Analysis: Odds stack up against casino operators

Los Angeles (Reuters) – Casino operators, many loaded with debt piled on when credit was easy, are offering bargains to lure gamblers, but the odds for more bankruptcies are rising in the industry as fewer people try their luck.

Trump Entertainment Resorts Inc last week filed for its third trip to bankruptcy court as business at its three Atlantic City casinos continues to sour.

On Monday, Boyd Gaming Corp offered to buy most of the assets of Station Casinos Inc after the company said it was considering filing for bankruptcy.

„Casinos are facing unprecedented declines in performance,“ said Phillip Kleweno, an expert in corporate restructuring and a partner at Bain & Co’s corporate renewal group.

„Coupled with that, since the last downturn in 2001/2002 capital expenditures as a percentage of revenue have gone from the low teens to high 20s-low 30s.“

That building boom has left some operators with so much debt that they they are in danger of defaulting as consumers stung by a sharp drop in retirement portfolios and home values curb their betting habits, especially in destination markets like Las Vegas, Nevada and Atlantic City, New Jersey.

The take from gamblers on the Las Vegas Strip fell 23 percent in December compared with a year earlier. Atlantic City’s gambling revenue fell more than 9 percent in January.

Shares of companies like MGM Mirage and Las Vegas Sands are down more than 90 percent in the last year.

„Every single casino, even the strongest casinos, are trading at distressed levels now,“ said Kim Noland, high-yield analyst at bond research firm Gimme Credit.

Some bonds issued by Harrah’s Entertainment Inc are trading at just a few cents on the dollar.

Credit Drawn Down

Harrah’s recently drew down the remaining USD 740 million on its secured revolving line of credit, arousing speculation that the world’s largest casino operator may be close to violating debt restrictions. Harrah’s declined to comment.

Both Harrah’s and Station Casinos were acquired by private equity firms in leveraged buyout deals — Harrah’s in 2008 for USD 31 billion by Apollo Global Management and TPG Capital LP and Station in a USD 5.4 billion 2007 deal with its management and Colony Capital.

„Their future is more precarious and tenuous than those companies who haven’t taken on as much debt,“ said Kleweno.

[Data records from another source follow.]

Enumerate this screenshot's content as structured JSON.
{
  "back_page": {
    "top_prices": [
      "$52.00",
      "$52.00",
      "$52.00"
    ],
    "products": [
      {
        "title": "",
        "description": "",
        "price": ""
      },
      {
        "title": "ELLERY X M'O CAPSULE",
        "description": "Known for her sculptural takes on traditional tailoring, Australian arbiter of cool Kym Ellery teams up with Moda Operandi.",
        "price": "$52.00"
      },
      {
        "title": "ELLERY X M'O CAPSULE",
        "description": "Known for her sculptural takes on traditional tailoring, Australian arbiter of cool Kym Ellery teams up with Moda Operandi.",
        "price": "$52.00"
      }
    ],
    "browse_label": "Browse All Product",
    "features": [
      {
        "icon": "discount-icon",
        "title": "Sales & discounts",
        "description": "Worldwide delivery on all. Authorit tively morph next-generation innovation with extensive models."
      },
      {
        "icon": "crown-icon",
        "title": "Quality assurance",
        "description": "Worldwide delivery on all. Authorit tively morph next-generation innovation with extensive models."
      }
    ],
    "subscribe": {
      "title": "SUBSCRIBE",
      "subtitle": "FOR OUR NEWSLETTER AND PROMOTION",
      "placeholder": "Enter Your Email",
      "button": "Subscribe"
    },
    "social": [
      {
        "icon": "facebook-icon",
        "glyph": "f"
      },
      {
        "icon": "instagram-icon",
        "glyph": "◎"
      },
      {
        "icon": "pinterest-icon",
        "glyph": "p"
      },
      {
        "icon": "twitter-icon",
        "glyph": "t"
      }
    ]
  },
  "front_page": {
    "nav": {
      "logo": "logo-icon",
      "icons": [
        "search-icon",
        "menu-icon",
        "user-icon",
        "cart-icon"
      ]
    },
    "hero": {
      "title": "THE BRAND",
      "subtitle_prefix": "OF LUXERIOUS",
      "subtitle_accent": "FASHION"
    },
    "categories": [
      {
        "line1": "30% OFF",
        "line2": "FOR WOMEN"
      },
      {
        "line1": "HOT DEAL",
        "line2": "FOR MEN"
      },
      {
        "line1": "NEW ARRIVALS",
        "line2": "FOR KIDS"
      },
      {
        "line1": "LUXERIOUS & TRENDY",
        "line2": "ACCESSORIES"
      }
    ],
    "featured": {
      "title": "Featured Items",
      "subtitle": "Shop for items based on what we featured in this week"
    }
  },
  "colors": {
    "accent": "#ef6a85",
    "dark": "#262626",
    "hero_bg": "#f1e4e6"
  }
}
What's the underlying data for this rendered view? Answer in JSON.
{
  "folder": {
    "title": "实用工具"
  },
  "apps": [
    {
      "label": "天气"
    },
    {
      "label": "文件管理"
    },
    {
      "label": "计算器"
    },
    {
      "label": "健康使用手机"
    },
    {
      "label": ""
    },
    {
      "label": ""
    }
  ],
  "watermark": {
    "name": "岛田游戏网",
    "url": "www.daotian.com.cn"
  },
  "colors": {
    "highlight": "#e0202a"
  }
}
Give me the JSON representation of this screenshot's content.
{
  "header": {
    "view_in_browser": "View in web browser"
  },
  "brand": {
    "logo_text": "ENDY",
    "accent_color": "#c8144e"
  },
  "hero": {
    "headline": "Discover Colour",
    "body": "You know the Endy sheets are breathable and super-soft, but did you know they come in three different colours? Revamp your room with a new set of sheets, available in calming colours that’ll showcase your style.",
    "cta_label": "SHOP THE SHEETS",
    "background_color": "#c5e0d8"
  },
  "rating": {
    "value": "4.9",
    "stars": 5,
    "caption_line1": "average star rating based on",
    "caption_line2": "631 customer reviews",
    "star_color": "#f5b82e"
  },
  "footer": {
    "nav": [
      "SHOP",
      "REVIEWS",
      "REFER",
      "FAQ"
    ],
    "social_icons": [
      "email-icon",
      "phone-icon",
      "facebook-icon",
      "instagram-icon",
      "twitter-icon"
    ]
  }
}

Others with relatively high debt loads include MGM, developer of the Strip’s massive CityCenter project, and Las Vegas Sands. Both have had to scramble — by trimming capital spending, selling assets or issuing new equity — to avoid triggering debt covenants.

„No one in this market wants to go through a foreclosure,“ said John Kempf, a credit analyst covering the consumer sector at Barclays. But he and others said banks will be amenable to loosening covenant restrictions only if the companies can come up with viable credit plans.

Compounding the problems for Las Vegas and Atlantic City casinos is the sudden rush of meeting cancellations following a public outcry over wasteful spending by banks and other recipients of bailout funds.

„You can’t take a trip to Las Vegas or down to the Super Bowl on the taxpayers‘ dime,“ President Barack Obama famously said earlier this month.

Wynn Resorts Ltd recently had a corporate client pay a USD 3.3 million fee to cancel USD 5 million worth of business, CEO Steve Wynn said during a conference call on Tuesday.

Wynn has a comparatively sound balance sheet, having repurchased USD 625 million in loan principal during the fourth quarter and ending the year with USD 1.1 billion in cash on hand.

But the loss of lucrative mid-week corporate customers has forced casino operators to seek more tourist business. „It changes the whole profitability structure,“ Kempf said.

Bain’s Kleweno said casino operators „might need to rethink what makes a high-roller“ and expand their marketing range.

A hotel room may have a fixed nightly cost of USD 30 to USD 40, so „if you can get someone to pay a little bit more than that, you are ahead of the game,“ the consultant said.

Still, the economic uncertainty and sheer breadth and depth of the current downturn have made it difficult to bet on which companies will be able to survive.

„Even the companies that might have squeaked through are going to get whacked,“ Noland said.